_What to do_
A verbatim copy of every record is required, and no pictures should be included.
===== Supplied material =====
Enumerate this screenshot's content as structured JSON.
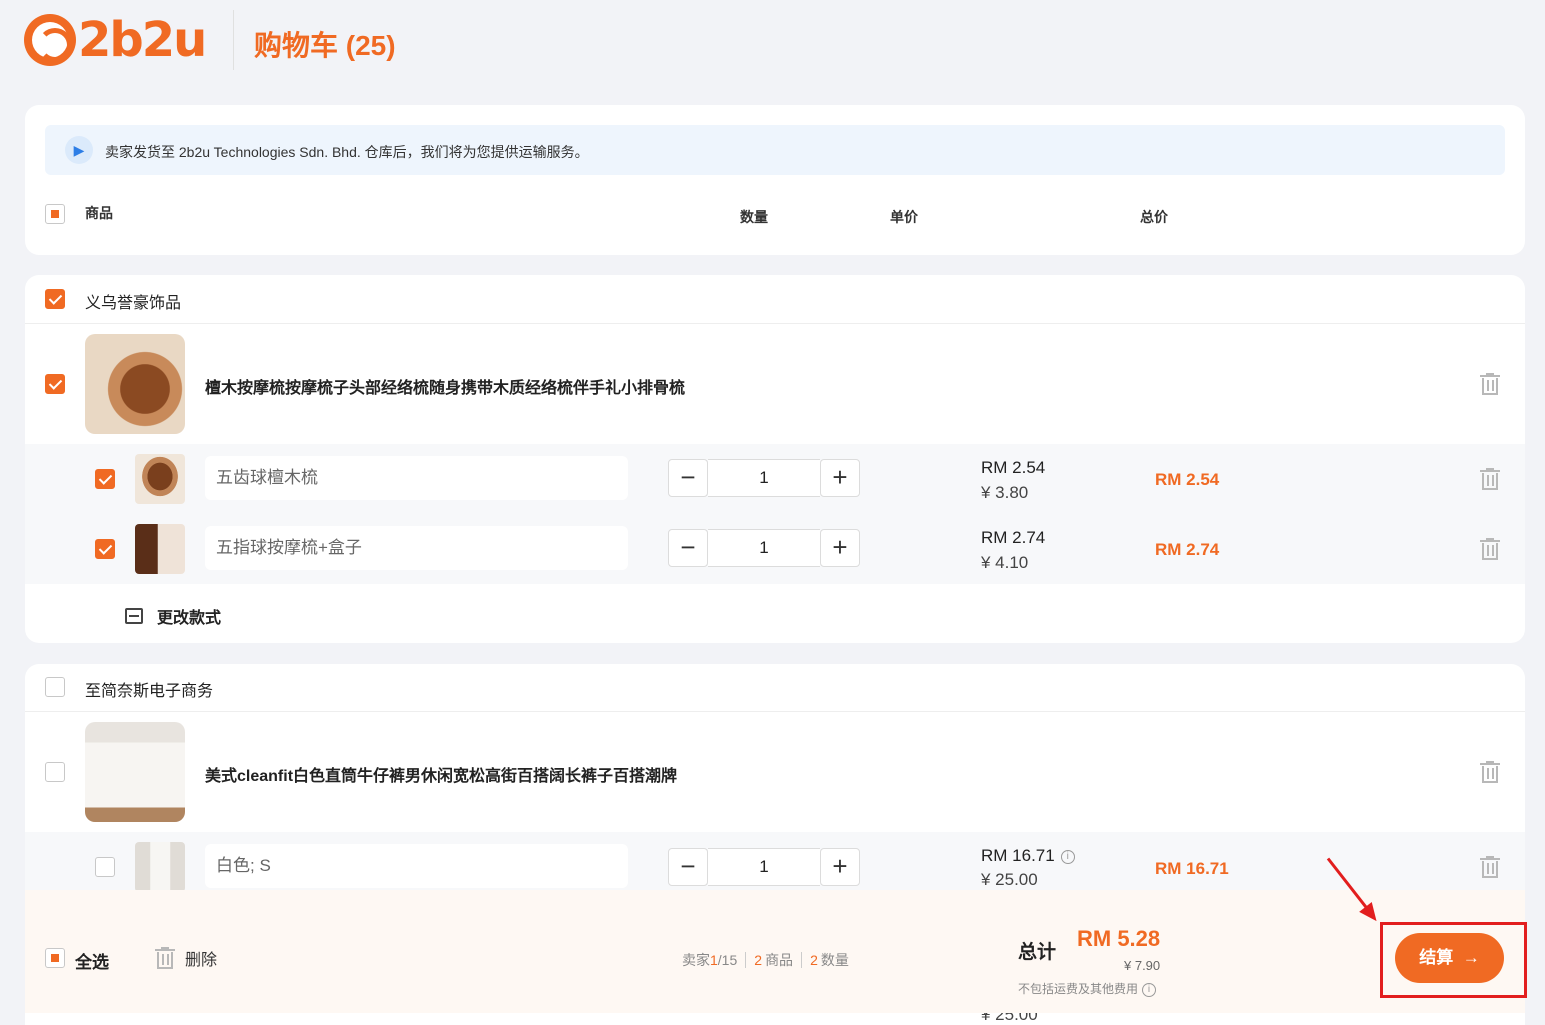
{
  "header": {
    "logo_text": "2b2u",
    "title": "购物车 (25)"
  },
  "notice": {
    "text": "卖家发货至 2b2u Technologies Sdn. Bhd. 仓库后，我们将为您提供运输服务。"
  },
  "table_headers": {
    "product": "商品",
    "quantity": "数量",
    "unit_price": "单价",
    "total": "总价"
  },
  "shops": [
    {
      "name": "义乌誉豪饰品",
      "checked": true,
      "product_title": "檀木按摩梳按摩梳子头部经络梳随身携带木质经络梳伴手礼小排骨梳",
      "skus": [
        {
          "name": "五齿球檀木梳",
          "qty": "1",
          "price_rm": "RM 2.54",
          "price_cny": "¥ 3.80",
          "total_rm": "RM 2.54",
          "checked": true
        },
        {
          "name": "五指球按摩梳+盒子",
          "qty": "1",
          "price_rm": "RM 2.74",
          "price_cny": "¥ 4.10",
          "total_rm": "RM 2.74",
          "checked": true
        }
      ],
      "change_style_label": "更改款式"
    },
    {
      "name": "至简奈斯电子商务",
      "checked": false,
      "product_title": "美式cleanfit白色直筒牛仔裤男休闲宽松高街百搭阔长裤子百搭潮牌",
      "skus": [
        {
          "name": "白色; S",
          "qty": "1",
          "price_rm": "RM 16.71",
          "price_cny": "¥ 25.00",
          "total_rm": "RM 16.71",
          "checked": false
        }
      ],
      "peek_price_cny": "¥ 25.00"
    }
  ],
  "footer": {
    "select_all": "全选",
    "delete": "删除",
    "stats": {
      "seller_label": "卖家",
      "seller_selected": "1",
      "seller_total": "/15",
      "items_count": "2",
      "items_label": "商品",
      "qty_count": "2",
      "qty_label": "数量"
    },
    "total_label": "总计",
    "total_rm": "RM 5.28",
    "total_cny": "¥ 7.90",
    "note": "不包括运费及其他费用",
    "checkout": "结算"
  },
  "colors": {
    "accent": "#f06a23",
    "annotation": "#e21e1e"
  }
}
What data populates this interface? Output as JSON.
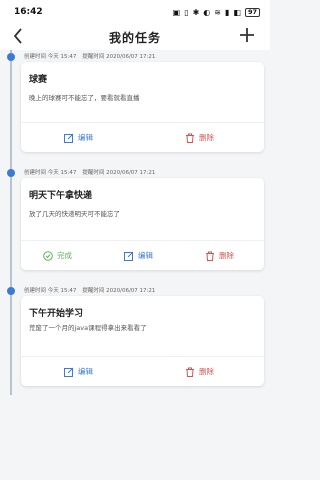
{
  "status": {
    "time": "16:42",
    "icons": [
      "nfc-icon",
      "vibrate-icon",
      "bluetooth-icon",
      "silent-icon",
      "wifi-icon",
      "signal-icon",
      "hd-icon"
    ],
    "battery": "97"
  },
  "header": {
    "title": "我的任务",
    "back_icon": "back-chevron-icon",
    "add_icon": "plus-icon"
  },
  "colors": {
    "accent": "#3a7bd5",
    "delete": "#d9534f",
    "done": "#5cb85c",
    "timeline": "#b9c2cf"
  },
  "tasks": [
    {
      "created_label": "创建时间 今天 15:47",
      "remind_label": "提醒时间 2020/06/07 17:21",
      "title": "球赛",
      "body": "晚上的球赛可不能忘了，要看就看直播",
      "actions": {
        "edit": "编辑",
        "delete": "删除"
      }
    },
    {
      "created_label": "创建时间 今天 15:47",
      "remind_label": "提醒时间 2020/06/07 17:21",
      "title": "明天下午拿快递",
      "body": "放了几天的快递明天可不能忘了",
      "actions": {
        "done": "完成",
        "edit": "编辑",
        "delete": "删除"
      }
    },
    {
      "created_label": "创建时间 今天 15:47",
      "remind_label": "提醒时间 2020/06/07 17:21",
      "title": "下午开始学习",
      "body": "荒废了一个月的java课程得拿出来看看了",
      "actions": {
        "edit": "编辑",
        "delete": "删除"
      }
    }
  ]
}
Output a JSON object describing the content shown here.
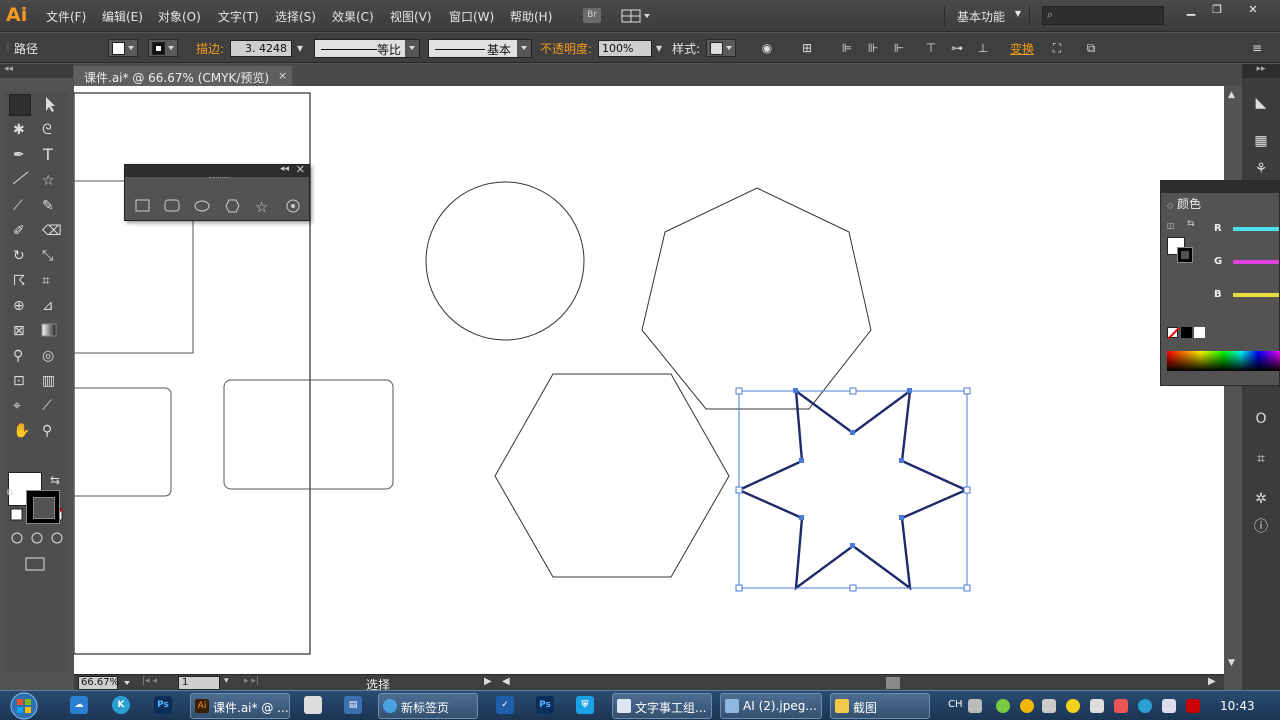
{
  "app": {
    "logo": "Ai",
    "menu": [
      "文件(F)",
      "编辑(E)",
      "对象(O)",
      "文字(T)",
      "选择(S)",
      "效果(C)",
      "视图(V)",
      "窗口(W)",
      "帮助(H)"
    ],
    "bridge_label": "Br",
    "workspace_label": "基本功能",
    "search_placeholder": ""
  },
  "controlbar": {
    "selection_type": "路径",
    "stroke_label": "描边:",
    "stroke_weight": "3. 4248",
    "stroke_profile": "等比",
    "brush": "基本",
    "opacity_label": "不透明度:",
    "opacity_value": "100%",
    "style_label": "样式:",
    "transform_label": "变换"
  },
  "document": {
    "tab_title": "课件.ai* @ 66.67% (CMYK/预览)",
    "close": "×"
  },
  "statusbar": {
    "zoom": "66.67%",
    "page": "1",
    "status": "选择"
  },
  "color_panel": {
    "title": "颜色",
    "channels": [
      {
        "label": "R",
        "color": "#4be3e9"
      },
      {
        "label": "G",
        "color": "#e040e0"
      },
      {
        "label": "B",
        "color": "#e8e040"
      }
    ]
  },
  "tools": [
    "selection-tool",
    "direct-selection-tool",
    "magic-wand-tool",
    "lasso-tool",
    "pen-tool",
    "type-tool",
    "line-tool",
    "star-tool",
    "paintbrush-tool",
    "pencil-tool",
    "blob-brush-tool",
    "eraser-tool",
    "rotate-tool",
    "scale-tool",
    "warp-tool",
    "free-transform-tool",
    "shape-builder-tool",
    "perspective-grid-tool",
    "mesh-tool",
    "gradient-tool",
    "eyedropper-tool",
    "blend-tool",
    "symbol-sprayer-tool",
    "column-graph-tool",
    "artboard-tool",
    "slice-tool",
    "hand-tool",
    "zoom-tool"
  ],
  "taskbar": {
    "buttons": [
      "课件.ai* @ ...",
      "新标签页",
      "文字事工组...",
      "AI (2).jpeg...",
      "截图"
    ],
    "ime": "CH",
    "clock": "10:43"
  }
}
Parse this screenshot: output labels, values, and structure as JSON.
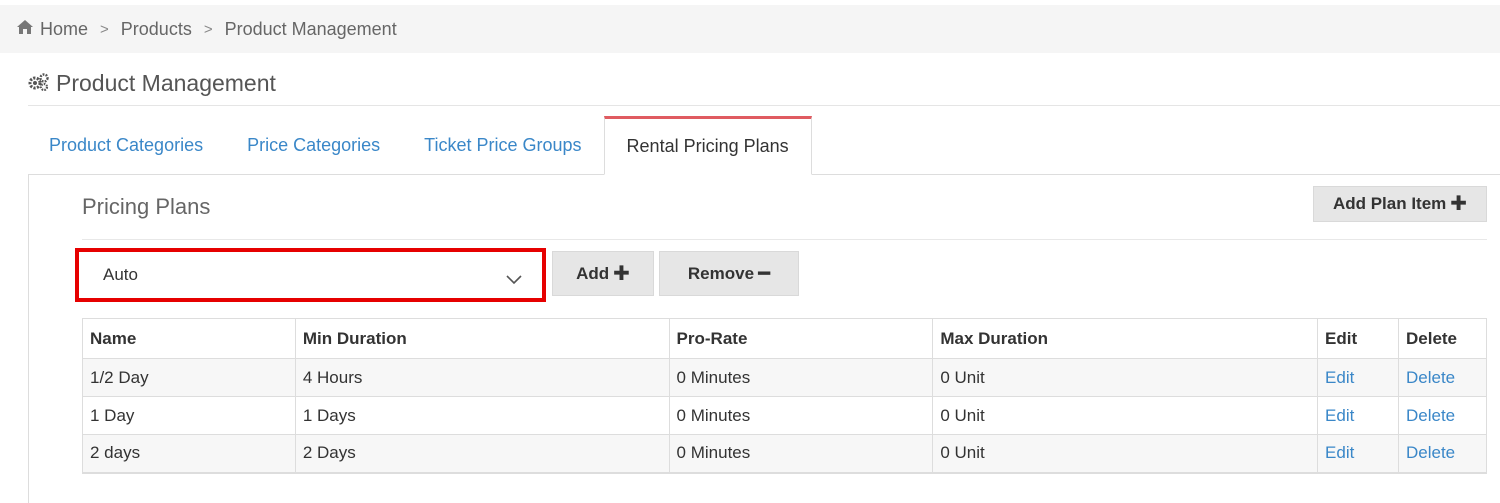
{
  "breadcrumb": {
    "home_icon": "home-icon",
    "items": [
      "Home",
      "Products",
      "Product Management"
    ]
  },
  "page": {
    "title": "Product Management",
    "title_icon": "gears-icon"
  },
  "tabs": [
    {
      "label": "Product Categories",
      "active": false
    },
    {
      "label": "Price Categories",
      "active": false
    },
    {
      "label": "Ticket Price Groups",
      "active": false
    },
    {
      "label": "Rental Pricing Plans",
      "active": true
    }
  ],
  "section": {
    "title": "Pricing Plans",
    "add_plan_item_label": "Add Plan Item"
  },
  "plan_select": {
    "value": "Auto",
    "highlight_color": "#e60000"
  },
  "toolbar": {
    "add_label": "Add",
    "remove_label": "Remove"
  },
  "table": {
    "columns": [
      "Name",
      "Min Duration",
      "Pro-Rate",
      "Max Duration",
      "Edit",
      "Delete"
    ],
    "rows": [
      {
        "name": "1/2 Day",
        "min": "4 Hours",
        "prorate": "0 Minutes",
        "max": "0 Unit",
        "edit": "Edit",
        "delete": "Delete"
      },
      {
        "name": "1 Day",
        "min": "1 Days",
        "prorate": "0 Minutes",
        "max": "0 Unit",
        "edit": "Edit",
        "delete": "Delete"
      },
      {
        "name": "2 days",
        "min": "2 Days",
        "prorate": "0 Minutes",
        "max": "0 Unit",
        "edit": "Edit",
        "delete": "Delete"
      }
    ]
  },
  "colors": {
    "link": "#3a87c8",
    "active_tab_accent": "#e05b61"
  }
}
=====
_Answer for the task_
Enumerate this screenshot's content as structured JSON.
{
  "header": {
    "logo_text": "2b2u",
    "title": "购物车 (25)"
  },
  "notice": {
    "text": "卖家发货至 2b2u Technologies Sdn. Bhd. 仓库后，我们将为您提供运输服务。"
  },
  "table_headers": {
    "product": "商品",
    "quantity": "数量",
    "unit_price": "单价",
    "total": "总价"
  },
  "shops": [
    {
      "name": "义乌誉豪饰品",
      "checked": true,
      "product_title": "檀木按摩梳按摩梳子头部经络梳随身携带木质经络梳伴手礼小排骨梳",
      "skus": [
        {
          "name": "五齿球檀木梳",
          "qty": "1",
          "price_rm": "RM 2.54",
          "price_cny": "¥ 3.80",
          "total_rm": "RM 2.54",
          "checked": true
        },
        {
          "name": "五指球按摩梳+盒子",
          "qty": "1",
          "price_rm": "RM 2.74",
          "price_cny": "¥ 4.10",
          "total_rm": "RM 2.74",
          "checked": true
        }
      ],
      "change_style_label": "更改款式"
    },
    {
      "name": "至简奈斯电子商务",
      "checked": false,
      "product_title": "美式cleanfit白色直筒牛仔裤男休闲宽松高街百搭阔长裤子百搭潮牌",
      "skus": [
        {
          "name": "白色; S",
          "qty": "1",
          "price_rm": "RM 16.71",
          "price_cny": "¥ 25.00",
          "total_rm": "RM 16.71",
          "checked": false
        }
      ],
      "peek_price_cny": "¥ 25.00"
    }
  ],
  "footer": {
    "select_all": "全选",
    "delete": "删除",
    "stats": {
      "seller_label": "卖家",
      "seller_selected": "1",
      "seller_total": "/15",
      "items_count": "2",
      "items_label": "商品",
      "qty_count": "2",
      "qty_label": "数量"
    },
    "total_label": "总计",
    "total_rm": "RM 5.28",
    "total_cny": "¥ 7.90",
    "note": "不包括运费及其他费用",
    "checkout": "结算"
  },
  "colors": {
    "accent": "#f06a23",
    "annotation": "#e21e1e"
  }
}
What data populates this interface? Output as JSON.
{
  "status": {
    "time": "16:42",
    "icons": [
      "nfc-icon",
      "vibrate-icon",
      "bluetooth-icon",
      "silent-icon",
      "wifi-icon",
      "signal-icon",
      "hd-icon"
    ],
    "battery": "97"
  },
  "header": {
    "title": "我的任务",
    "back_icon": "back-chevron-icon",
    "add_icon": "plus-icon"
  },
  "colors": {
    "accent": "#3a7bd5",
    "delete": "#d9534f",
    "done": "#5cb85c",
    "timeline": "#b9c2cf"
  },
  "tasks": [
    {
      "created_label": "创建时间 今天 15:47",
      "remind_label": "提醒时间 2020/06/07 17:21",
      "title": "球赛",
      "body": "晚上的球赛可不能忘了，要看就看直播",
      "actions": {
        "edit": "编辑",
        "delete": "删除"
      }
    },
    {
      "created_label": "创建时间 今天 15:47",
      "remind_label": "提醒时间 2020/06/07 17:21",
      "title": "明天下午拿快递",
      "body": "放了几天的快递明天可不能忘了",
      "actions": {
        "done": "完成",
        "edit": "编辑",
        "delete": "删除"
      }
    },
    {
      "created_label": "创建时间 今天 15:47",
      "remind_label": "提醒时间 2020/06/07 17:21",
      "title": "下午开始学习",
      "body": "荒废了一个月的java课程得拿出来看看了",
      "actions": {
        "edit": "编辑",
        "delete": "删除"
      }
    }
  ]
}
Output a JSON object describing the content shown here.
{
  "app": {
    "logo": "Ai",
    "menu": [
      "文件(F)",
      "编辑(E)",
      "对象(O)",
      "文字(T)",
      "选择(S)",
      "效果(C)",
      "视图(V)",
      "窗口(W)",
      "帮助(H)"
    ],
    "bridge_label": "Br",
    "workspace_label": "基本功能",
    "search_placeholder": ""
  },
  "controlbar": {
    "selection_type": "路径",
    "stroke_label": "描边:",
    "stroke_weight": "3. 4248",
    "stroke_profile": "等比",
    "brush": "基本",
    "opacity_label": "不透明度:",
    "opacity_value": "100%",
    "style_label": "样式:",
    "transform_label": "变换"
  },
  "document": {
    "tab_title": "课件.ai* @ 66.67% (CMYK/预览)",
    "close": "×"
  },
  "statusbar": {
    "zoom": "66.67%",
    "page": "1",
    "status": "选择"
  },
  "color_panel": {
    "title": "颜色",
    "channels": [
      {
        "label": "R",
        "color": "#4be3e9"
      },
      {
        "label": "G",
        "color": "#e040e0"
      },
      {
        "label": "B",
        "color": "#e8e040"
      }
    ]
  },
  "tools": [
    "selection-tool",
    "direct-selection-tool",
    "magic-wand-tool",
    "lasso-tool",
    "pen-tool",
    "type-tool",
    "line-tool",
    "star-tool",
    "paintbrush-tool",
    "pencil-tool",
    "blob-brush-tool",
    "eraser-tool",
    "rotate-tool",
    "scale-tool",
    "warp-tool",
    "free-transform-tool",
    "shape-builder-tool",
    "perspective-grid-tool",
    "mesh-tool",
    "gradient-tool",
    "eyedropper-tool",
    "blend-tool",
    "symbol-sprayer-tool",
    "column-graph-tool",
    "artboard-tool",
    "slice-tool",
    "hand-tool",
    "zoom-tool"
  ],
  "taskbar": {
    "buttons": [
      "课件.ai* @ ...",
      "新标签页",
      "文字事工组...",
      "AI (2).jpeg...",
      "截图"
    ],
    "ime": "CH",
    "clock": "10:43"
  }
}
Parse this screenshot: output labels, values, and structure as JSON.
{
  "breadcrumb": {
    "home_icon": "home-icon",
    "items": [
      "Home",
      "Products",
      "Product Management"
    ]
  },
  "page": {
    "title": "Product Management",
    "title_icon": "gears-icon"
  },
  "tabs": [
    {
      "label": "Product Categories",
      "active": false
    },
    {
      "label": "Price Categories",
      "active": false
    },
    {
      "label": "Ticket Price Groups",
      "active": false
    },
    {
      "label": "Rental Pricing Plans",
      "active": true
    }
  ],
  "section": {
    "title": "Pricing Plans",
    "add_plan_item_label": "Add Plan Item"
  },
  "plan_select": {
    "value": "Auto",
    "highlight_color": "#e60000"
  },
  "toolbar": {
    "add_label": "Add",
    "remove_label": "Remove"
  },
  "table": {
    "columns": [
      "Name",
      "Min Duration",
      "Pro-Rate",
      "Max Duration",
      "Edit",
      "Delete"
    ],
    "rows": [
      {
        "name": "1/2 Day",
        "min": "4 Hours",
        "prorate": "0 Minutes",
        "max": "0 Unit",
        "edit": "Edit",
        "delete": "Delete"
      },
      {
        "name": "1 Day",
        "min": "1 Days",
        "prorate": "0 Minutes",
        "max": "0 Unit",
        "edit": "Edit",
        "delete": "Delete"
      },
      {
        "name": "2 days",
        "min": "2 Days",
        "prorate": "0 Minutes",
        "max": "0 Unit",
        "edit": "Edit",
        "delete": "Delete"
      }
    ]
  },
  "colors": {
    "link": "#3a87c8",
    "active_tab_accent": "#e05b61"
  }
}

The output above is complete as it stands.